When Sham tells visitors about the family she left back home in Damascus, Syria, her voice rises and tears stream down her face. In the midst of her Arabic, she repeats one word over and over again, one of the few she knows in English: "death."
"You tell the people and the government of America what the Syrian [is] suffering is death every day," Sham said through an interpreter, "death, death, death, death every day."
Sham and her husband, Tariq, described the shots and rockets they heard daily as President Bashar Assad's regime cracked down on protesters in their area. (The couple asked that their real names not be used to protect family members back home.)

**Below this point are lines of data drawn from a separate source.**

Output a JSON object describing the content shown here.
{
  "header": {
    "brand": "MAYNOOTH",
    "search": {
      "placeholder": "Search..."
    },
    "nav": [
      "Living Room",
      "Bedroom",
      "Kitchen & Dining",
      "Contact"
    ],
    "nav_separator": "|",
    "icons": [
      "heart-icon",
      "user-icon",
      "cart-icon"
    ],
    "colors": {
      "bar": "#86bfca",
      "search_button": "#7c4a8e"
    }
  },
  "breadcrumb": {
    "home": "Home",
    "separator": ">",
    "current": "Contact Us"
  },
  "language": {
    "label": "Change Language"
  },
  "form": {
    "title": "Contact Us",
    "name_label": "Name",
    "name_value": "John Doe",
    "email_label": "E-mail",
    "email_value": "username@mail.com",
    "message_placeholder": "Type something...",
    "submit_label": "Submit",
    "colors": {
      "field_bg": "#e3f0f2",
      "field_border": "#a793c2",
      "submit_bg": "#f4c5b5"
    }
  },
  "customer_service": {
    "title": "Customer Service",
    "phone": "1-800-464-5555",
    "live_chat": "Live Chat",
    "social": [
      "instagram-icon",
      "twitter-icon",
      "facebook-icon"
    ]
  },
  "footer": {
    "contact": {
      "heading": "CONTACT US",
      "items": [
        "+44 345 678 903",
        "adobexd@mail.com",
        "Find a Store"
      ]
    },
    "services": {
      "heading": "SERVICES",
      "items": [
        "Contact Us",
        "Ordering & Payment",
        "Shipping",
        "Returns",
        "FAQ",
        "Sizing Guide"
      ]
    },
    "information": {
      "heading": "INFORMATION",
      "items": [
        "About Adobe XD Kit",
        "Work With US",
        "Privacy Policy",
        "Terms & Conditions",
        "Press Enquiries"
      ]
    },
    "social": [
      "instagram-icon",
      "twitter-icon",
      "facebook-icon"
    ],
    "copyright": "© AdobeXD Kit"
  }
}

"Even if there was only one person demonstrating against the government, they started shooting everywhere," Tariq said. Indiscriminate shootings and innocent victims: a man hanging clothes outside, kids playing in the streets.
And that's when the couple and their five school-age children headed for Jordan.
First stop was a refugee camp, then an apartment that a friend helped secure. They lived in the shadows for two and a half years, dodging Jordanian police, until a resettlement offer came through the United Nations.